Oh Lani, this is just breaking my heart. I am so so sorry for all you and your whole area is going through. So grateful you are ok and that you have your mindfulness practice to keep you sane during this crazy time. Sending love your way.
Thank you so much my friend! And yes, the practice is unbelievable support. For a few months before this, I had made a concerted effort to strengthen my practice. Little did I know what I was preparing myself for!
love to you, Lani
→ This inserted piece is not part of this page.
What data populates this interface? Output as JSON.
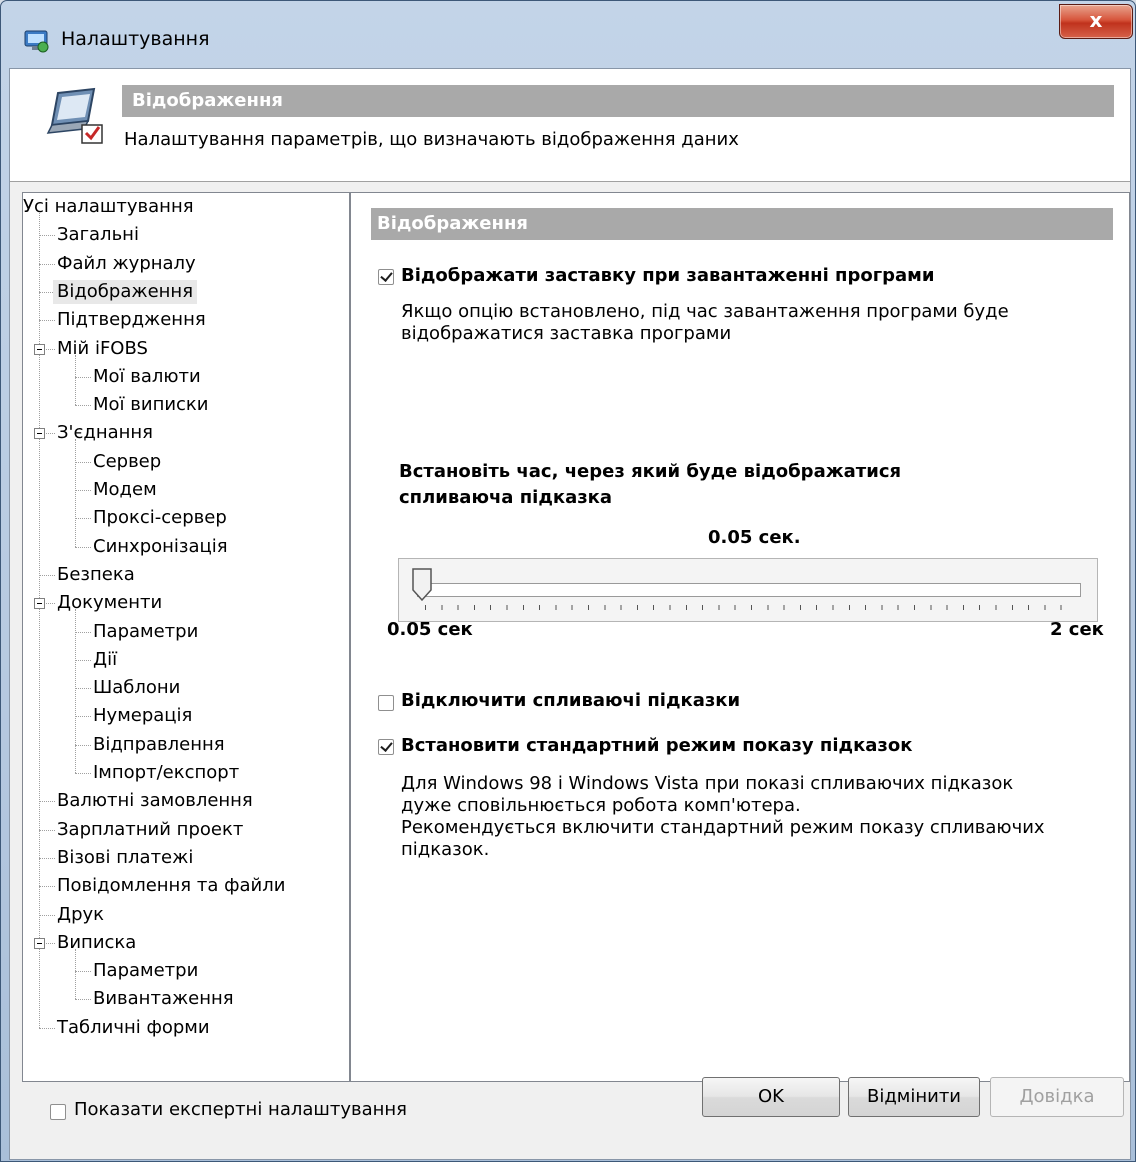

Oh Lani, how terrifying, my heart goes out to you and hoping for the best possible outcome for you! I’m sure you have been really utilizing your mindfulness training to stay sane during all of this. We get a lot of wildfires fires here in S FL too, a few were far too close to home so I can only imagine how scared displaced you felt and really empathize with how disorienting the experience must be. The thing that I find mystifying though, is here after a fire the greenery and trees are incinerated…. and occasionally houses, but there in so many of the pictures I’ve seen, the greenery seems little affected but the houses are decimated? Strange.
Blessings to you and yours, keep us updated.
Thank you Veggie Tater! Your thoughts and words mean so much and I appreciate every one of them.
I’m so shocked to hear your story and so grateful you are safe! It’s so wonderful that you have a supportive family to help you through these terrible times. I’m thinking of you and your whole community. I wish you peace and comfort.
Hi Karin! Thank you so much for your wonderful sentiments!
You have been in my thoughts & prayers.Thank you so much for the update!
Thank you so much Webra!
What a huge ordeal you have been through….. as the California smoke has made it’s way to Oregon, it reminds me of how many are suffering the devastation of the fires… I am on FB with several who have lost everything. I am thankful that you are alright, have a place to stay, and praying for your community. Blessings to you!!
Jennifer, indeed the span of those who lost to those who lost less is broad. We are ever grateful each moment for everyone who has stepped in to help those in need and have made this journey safer to this point for us than it would be without their assist. Thanks for sharing your thoughts.
Thanks for this updated blog and video. What wonderful cousins. Stay safe!
We are praying for residents of Paradise during this awful, trying time. My husbands youngest brother Gary & wife Betty managed to escape with just their vehicles & few documents. He lost his psychologist office in Paradise, their church, hospital, school etc & friends are scattered. we hurt along with all these dear people who are displaced & lost so much.